Which lines of the records below contain the word "face"? Show each one.

*** Begin section ***

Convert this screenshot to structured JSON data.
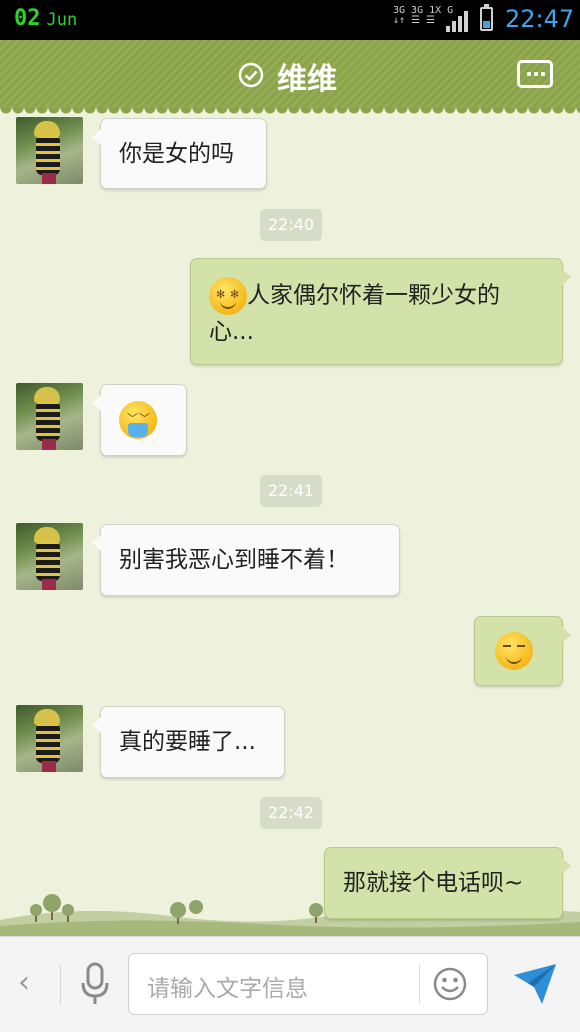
{
  "status_bar": {
    "day": "02",
    "month": "Jun",
    "network": "3G 3G 1X G",
    "time": "22:47"
  },
  "header": {
    "title": "维维",
    "menu_icon": "more-dots-icon",
    "verified_icon": "check-circle-icon",
    "accent": "#8aa34a"
  },
  "messages": [
    {
      "side": "left",
      "text": "你是女的吗"
    },
    {
      "timestamp": "22:40"
    },
    {
      "side": "right",
      "emoji": "dizzy-face",
      "text_line1": "人家偶尔怀着一颗少女的",
      "text_line2": "心..."
    },
    {
      "side": "left",
      "emoji": "vomit-face"
    },
    {
      "timestamp": "22:41"
    },
    {
      "side": "left",
      "text": "别害我恶心到睡不着！"
    },
    {
      "side": "right",
      "emoji": "awkward-smile-face"
    },
    {
      "side": "left",
      "text": "真的要睡了..."
    },
    {
      "timestamp": "22:42"
    },
    {
      "side": "right",
      "text": "那就接个电话呗~"
    }
  ],
  "input_bar": {
    "placeholder": "请输入文字信息",
    "back_icon": "chevron-left-icon",
    "voice_icon": "microphone-icon",
    "emoji_icon": "smiley-icon",
    "send_icon": "paper-plane-icon"
  }
}
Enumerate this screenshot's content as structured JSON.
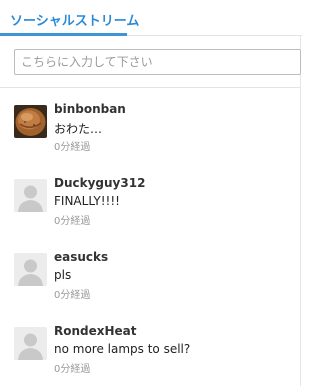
{
  "tab": {
    "label": "ソーシャルストリーム"
  },
  "search": {
    "placeholder": "こちらに入力して下さい"
  },
  "posts": [
    {
      "username": "binbonban",
      "message": "おわた…",
      "time": "0分経過",
      "avatar": "photo-avatar"
    },
    {
      "username": "Duckyguy312",
      "message": "FINALLY!!!!",
      "time": "0分経過",
      "avatar": "default-avatar"
    },
    {
      "username": "easucks",
      "message": "pls",
      "time": "0分経過",
      "avatar": "default-avatar"
    },
    {
      "username": "RondexHeat",
      "message": "no more lamps to sell?",
      "time": "0分経過",
      "avatar": "default-avatar"
    }
  ],
  "colors": {
    "accent": "#3d95d8",
    "tab_text": "#2b8ad6",
    "muted": "#9a9a9a"
  }
}
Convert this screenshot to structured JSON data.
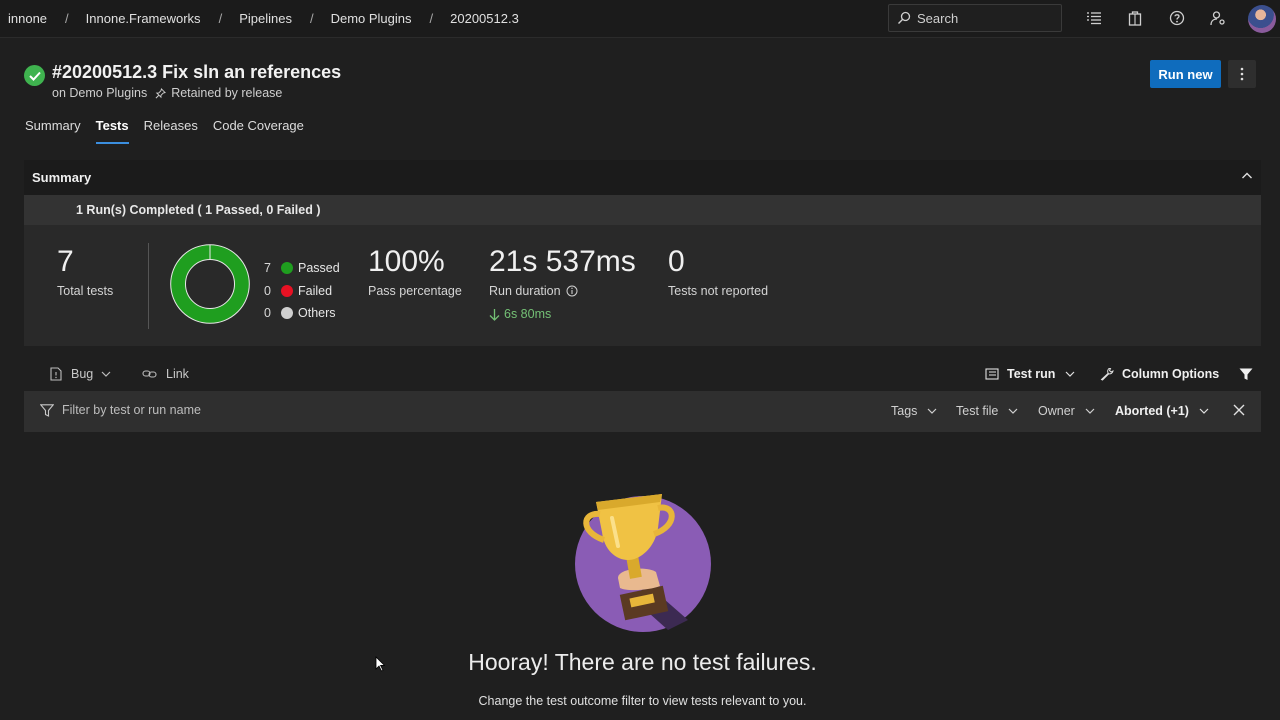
{
  "breadcrumbs": [
    "innone",
    "Innone.Frameworks",
    "Pipelines",
    "Demo Plugins",
    "20200512.3"
  ],
  "search": {
    "placeholder": "Search"
  },
  "header": {
    "title": "#20200512.3 Fix sln an references",
    "on_label": "on Demo Plugins",
    "retained_label": "Retained by release",
    "run_new_label": "Run new",
    "status_color": "#3fb34f"
  },
  "tabs": [
    {
      "label": "Summary",
      "active": false
    },
    {
      "label": "Tests",
      "active": true
    },
    {
      "label": "Releases",
      "active": false
    },
    {
      "label": "Code Coverage",
      "active": false
    }
  ],
  "summary": {
    "heading": "Summary",
    "runs_completed": "1 Run(s) Completed ( 1 Passed, 0 Failed )",
    "total_tests": "7",
    "total_tests_label": "Total tests",
    "legend": [
      {
        "count": "7",
        "label": "Passed",
        "color": "#1f9e1f"
      },
      {
        "count": "0",
        "label": "Failed",
        "color": "#e81123"
      },
      {
        "count": "0",
        "label": "Others",
        "color": "#cfcfcf"
      }
    ],
    "pass_percentage": "100%",
    "pass_percentage_label": "Pass percentage",
    "run_duration": "21s 537ms",
    "run_duration_label": "Run duration",
    "duration_delta": "6s 80ms",
    "not_reported": "0",
    "not_reported_label": "Tests not reported"
  },
  "toolbar": {
    "bug_label": "Bug",
    "link_label": "Link",
    "test_run_label": "Test run",
    "column_options_label": "Column Options"
  },
  "filter": {
    "placeholder": "Filter by test or run name",
    "tags_label": "Tags",
    "test_file_label": "Test file",
    "owner_label": "Owner",
    "outcome_label": "Aborted (+1)"
  },
  "empty_state": {
    "title": "Hooray! There are no test failures.",
    "subtitle": "Change the test outcome filter to view tests relevant to you."
  }
}
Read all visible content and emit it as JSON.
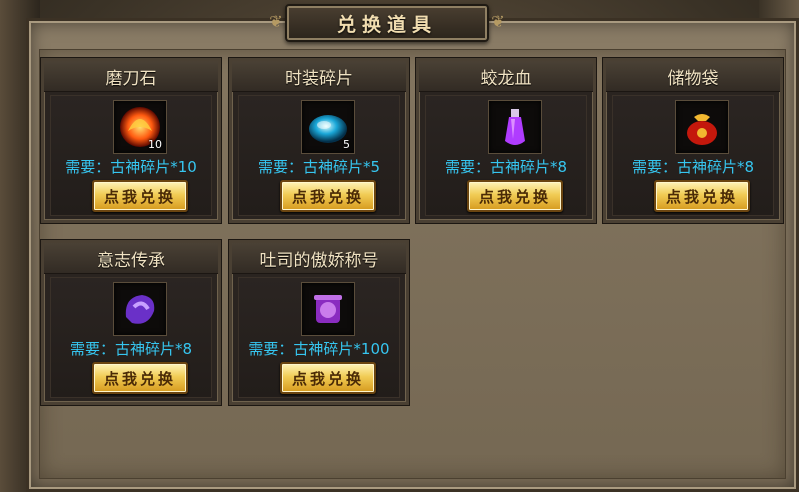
{
  "window": {
    "title": "兑换道具"
  },
  "items": [
    {
      "name": "磨刀石",
      "icon": "whetstone-icon",
      "qty": "10",
      "need": "需要：古神碎片*10",
      "button": "点我兑换",
      "colors": [
        "#ff5a10",
        "#ffd040"
      ]
    },
    {
      "name": "时装碎片",
      "icon": "fashion-shard-icon",
      "qty": "5",
      "need": "需要：古神碎片*5",
      "button": "点我兑换",
      "colors": [
        "#1aa7d8",
        "#9cf2ff"
      ]
    },
    {
      "name": "蛟龙血",
      "icon": "dragon-blood-potion-icon",
      "qty": "",
      "need": "需要：古神碎片*8",
      "button": "点我兑换",
      "colors": [
        "#b03cff",
        "#f0b0ff"
      ]
    },
    {
      "name": "储物袋",
      "icon": "storage-bag-icon",
      "qty": "",
      "need": "需要：古神碎片*8",
      "button": "点我兑换",
      "colors": [
        "#c4180c",
        "#f2b830"
      ]
    },
    {
      "name": "意志传承",
      "icon": "will-inheritance-icon",
      "qty": "",
      "need": "需要：古神碎片*8",
      "button": "点我兑换",
      "colors": [
        "#6a30c8",
        "#c8a0ff"
      ]
    },
    {
      "name": "吐司的傲娇称号",
      "icon": "title-scroll-icon",
      "qty": "",
      "need": "需要：古神碎片*100",
      "button": "点我兑换",
      "colors": [
        "#8a2cc0",
        "#e6a0ff"
      ]
    }
  ]
}
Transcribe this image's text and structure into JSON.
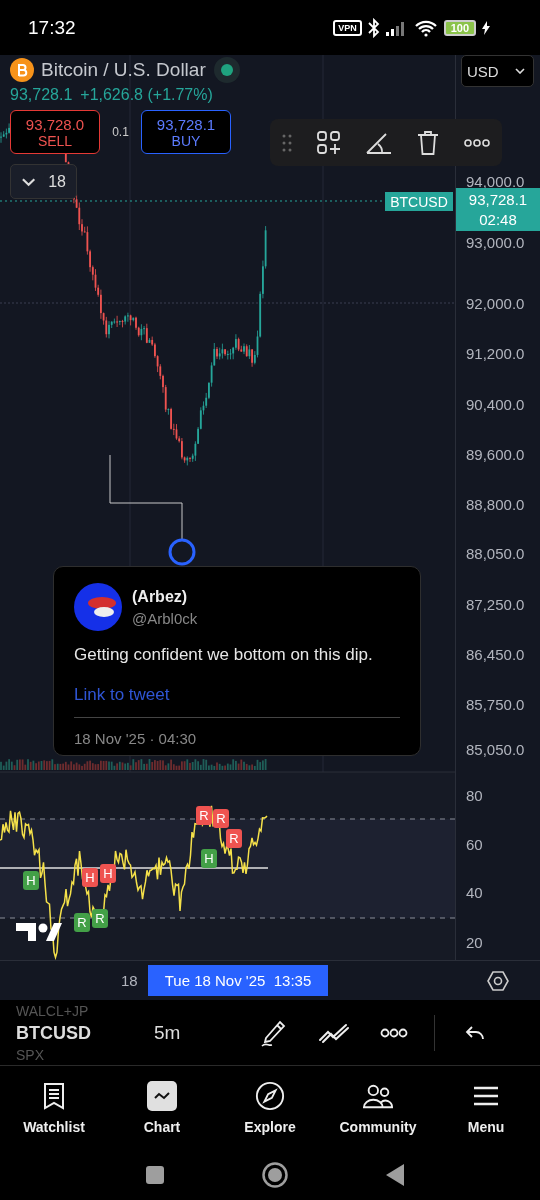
{
  "status_bar": {
    "time": "17:32",
    "vpn": "VPN",
    "battery": "100"
  },
  "header": {
    "title": "Bitcoin / U.S. Dollar",
    "market_open": true,
    "price": "93,728.1",
    "change": "+1,626.8 (+1.77%)",
    "currency": "USD"
  },
  "trade": {
    "sell_price": "93,728.0",
    "sell_label": "SELL",
    "spread": "0.1",
    "buy_price": "93,728.1",
    "buy_label": "BUY"
  },
  "indicators_toggle": {
    "count": "18",
    "expanded": false
  },
  "price_axis": {
    "labels": [
      "94,000.0",
      "93,000.0",
      "92,000.0",
      "91,200.0",
      "90,400.0",
      "89,600.0",
      "88,800.0",
      "88,050.0",
      "87,250.0",
      "86,450.0",
      "85,750.0",
      "85,050.0"
    ],
    "symbol_tag": "BTCUSD",
    "last_price": "93,728.1",
    "countdown": "02:48"
  },
  "tweet": {
    "name": "(Arbez)",
    "handle": "@Arbl0ck",
    "text": "Getting confident we bottom on this dip.",
    "link": "Link to tweet",
    "date": "18 Nov '25 · 04:30"
  },
  "rsi": {
    "axis_labels": [
      "80",
      "60",
      "40",
      "20"
    ],
    "markers": [
      {
        "label": "H",
        "color": "#43a047"
      },
      {
        "label": "R",
        "color": "#43a047"
      },
      {
        "label": "H",
        "color": "#ef5350"
      },
      {
        "label": "R",
        "color": "#43a047"
      },
      {
        "label": "H",
        "color": "#ef5350"
      },
      {
        "label": "H",
        "color": "#43a047"
      },
      {
        "label": "R",
        "color": "#ef5350"
      },
      {
        "label": "R",
        "color": "#ef5350"
      },
      {
        "label": "R",
        "color": "#ef5350"
      }
    ]
  },
  "time_axis": {
    "label": "18",
    "crosshair": "Tue 18 Nov '25  13:35"
  },
  "bottom_toolbar": {
    "symbols": [
      {
        "text": "WALCL+JP",
        "selected": false
      },
      {
        "text": "BTCUSD",
        "selected": true
      },
      {
        "text": "SPX",
        "selected": false
      }
    ],
    "interval": "5m"
  },
  "nav": [
    {
      "label": "Watchlist",
      "kind": "watchlist",
      "selected": false
    },
    {
      "label": "Chart",
      "kind": "chart",
      "selected": true
    },
    {
      "label": "Explore",
      "kind": "explore",
      "selected": false
    },
    {
      "label": "Community",
      "kind": "community",
      "selected": false
    },
    {
      "label": "Menu",
      "kind": "menu",
      "selected": false
    }
  ]
}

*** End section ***

WORKED SOLUTION:
      "emoji": "dizzy-face",
      "emoji": "vomit-face"
      "emoji": "awkward-smile-face"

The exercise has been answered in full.